In a stunning combination of haiku and impressionistic (but accurate) art, this one-of-a-kind book encourages readers to think playfully about our planet and its wondrous processes. Sibert Medal–winning author Sally M. Walker covers Earth’s many marvels — fossilized skeletons of plants and animals, terrific volcanic eruptions, the never-ending hydrologic cycle — in sometimes straightforward, sometimes metaphoric three-line haikus. Expertly drawn art by William Grill, author-illustrator of Shackleton’s Journey, provides a visual reference for each poem. In clear and creative back matter, Walker and Grill further use their skills to provide additional detailed explanations for the science behind each concept. A unique, artistic intersection of poetry and science, Earth Verse is sure to enthrall any and all readers interested in the world around them.
by Suzanne Slade
Jane's heart ached for the world, but what could she do to stop a war? This energetic and inspiring picture book biography of activist Jane Addams focuses on the peace work that won her the Nobel Peace Prize. From the time she was a child, Jane's heart ached for others. At first the focus of her efforts was on poverty, and lead to the creation of Hull House, the settlement house she built in Chicago. For twenty-five years, she'd helped people from different countries live in peace at Hull House. But when war broke out, Jane decided to take on the world and become a dangerous woman for the sake of peace.
Stick Cat: A Tail of Two Kitties
by Tom Watson
It’s a big day in the big city for Stick Cat and his best friend, Edith. There are treasures to hunt, songs to sing, pigeons to catch, and naps to take. But way up on the twenty-third floor, danger lurks just around the corner. Terrible noises and violent crashes trap a desperate man in the building across the alley. Stick Cat will need to navigate his way across the alley—and around Edith’s peculiar ways—to attempt a rescue.
The Mortification of Fovea Munson
by Mary Winn Heider
Dead bodies are the worst.... Fovea Munson is nobody's Igor. True, her parents own a cadaver lab where they perform surgeries on dead bodies. And yes, that makes her gross by association, at least according to everyone in seventh grade. And sure, Fovea's stuck working at the lab now that her summer camp plans have fallen through. But she is by no means Dr. Frankenstein's snuffling assistant! That is, until three disembodied heads, left to thaw in the wet lab, start talking. To her. Out loud. What seems like a nightmare, or bizarre hallucination, is not. Fovea is somebody's Igor, all right. Three somebodies, actually. And they need a favor. With a madcap sense of humor and a lot of heart (not to mention other body parts), this is a story about finding oneself, finding one's friends, and embracing the moment.
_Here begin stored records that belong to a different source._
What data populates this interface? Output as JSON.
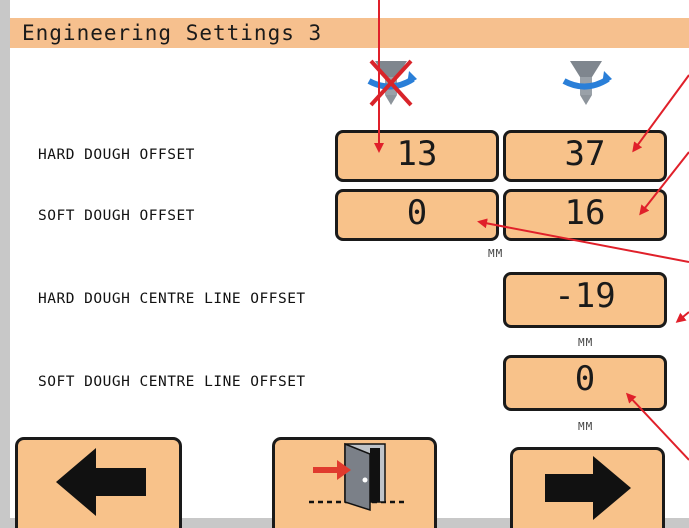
{
  "title": "Engineering Settings 3",
  "columns": [
    {
      "icon": "nozzle-disabled-icon"
    },
    {
      "icon": "nozzle-rotating-icon"
    }
  ],
  "rows": {
    "hard_offset": {
      "label": "HARD DOUGH OFFSET",
      "value_a": "13",
      "value_b": "37"
    },
    "soft_offset": {
      "label": "SOFT DOUGH OFFSET",
      "value_a": "0",
      "value_b": "16",
      "unit": "MM"
    },
    "hard_centre": {
      "label": "HARD DOUGH CENTRE LINE OFFSET",
      "value": "-19",
      "unit": "MM"
    },
    "soft_centre": {
      "label": "SOFT DOUGH CENTRE LINE OFFSET",
      "value": "0",
      "unit": "MM"
    }
  },
  "nav": {
    "back_icon": "arrow-left-icon",
    "exit_icon": "exit-door-icon",
    "next_icon": "arrow-right-icon"
  },
  "colors": {
    "button_fill": "#f8c28a",
    "title_bar": "#f6c08e",
    "annotation_arrow": "#e0202a",
    "icon_blue": "#2a7fd8"
  }
}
by Allan Woodrow
The third book in the “Liberty Falls Elementary” series (after Class Dismissed and Unschooled) finds the fifth graders visiting a mysterious mansion once owned by the eccentric inventor and founder of their town. Legend has it, undiscovered inventions are hidden in the house. But with hidden traps, thieving schemes, mischievous pranks and the snowstorm of the century, can the students save the field trip and the mansion, or will this be the last field trip in school history?
The Cardboard Kingdom
by Chad Sell
The Cardboard Kingdom is a graphic novel about kids, creativity, and cardboard! The book follows a variety of children who all live and play in the same neighborhood -- throughout the many chapters, you'll see each child's story unfold, overlap with other kids' adventures, and finally converge upon an epic final quest before summer's end!